Over on the EFF “Deeplinks” blog, I’ve just published my 100th post, an intro to the cryptographic property of perfect forward secrecy. One hundred strikes me as a nice big round number, averaging a little more than one a week since I started in November 2011. Here are some of my favorite posts of the first 100.
Dear Hollywood: An Open Letter to the Hardworking Men and Women in the Entertainment Industries – In the wake of SOPA (and the petty response from the top lobbyists that failed to get it passed), this letter speaks to the actual people that those lobbying groups purports to represent. I got a number of responses from people who work in the film industry, including an email from a director whose work I really admire, and it was generally pretty fun to write this.
Google Abandons Open Standards for Instant Messaging – As Google is switching from Talk to Hangouts as its instant message platform, it’s also dropping support for federated XMPP connections. That’s a pretty technical issue, so I wanted to make sure that I communicated it in a way that expressed the significance of the issue to people who aren’t familiar with all the specifics. I got a lot of feedback while drafting, and I’m proud of the way this turned out.
Why Isn’t Gatsby in the Public Domain? – This was maybe my favorite to actually write, as I got the idea one evening and whipped through it the next morning in a generally really enjoyable situation. Every piece we post on Deeplinks has had at least two sets of eyes, but the person I worked for to edit this one is my favorite.
Critical Fixes for the Computer Fraud and Abuse Act – For weeks after Aaron Swartz’s death, EFF attorneys worked with other prominent legal experts and even got feedback from Congressional staffers on how to improve the statutory language in the CFAA. But after a few weeks, there was still no generally readable summary of the changes that need to be made. This was my intro-to-CFAA-reform document in the form of a call to action. I was paid the highest possible compliment on this one: copies were printed out and left on every seat at Aaron’s DC memorial service.
Mobile User Privacy Bill of Rights – These are some basic rights that any phone user deserves, but that carriers, app developers, and even OS makers have at times undermined. Most can be addressed by the app developers, though, which is why this is targeted at them in addition to us users ourselves. When the California AG released its guidelines for mobile privacy, it tracked this list of rights pretty closely.

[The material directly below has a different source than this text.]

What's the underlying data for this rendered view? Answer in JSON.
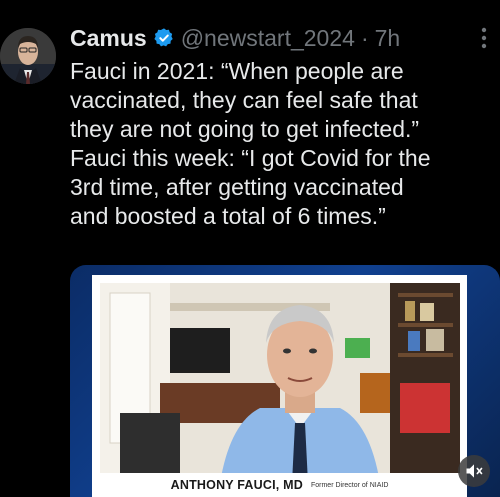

Congress Shouldn’t Debate Copyright in a Reality-Free Zone – Many of the facts that should inform the copyright debate are as undisputed as they could possibly be, but Congress refuses to engage in an evidence-based debate. There’s a lot of political pressure on them not to, in fact. But really, copyright is fundamentally an economic policy, and its stated goal can be measured and achieved. We’ll get real, meaningful reform when Congress stops debating copyright in a reality-free zone.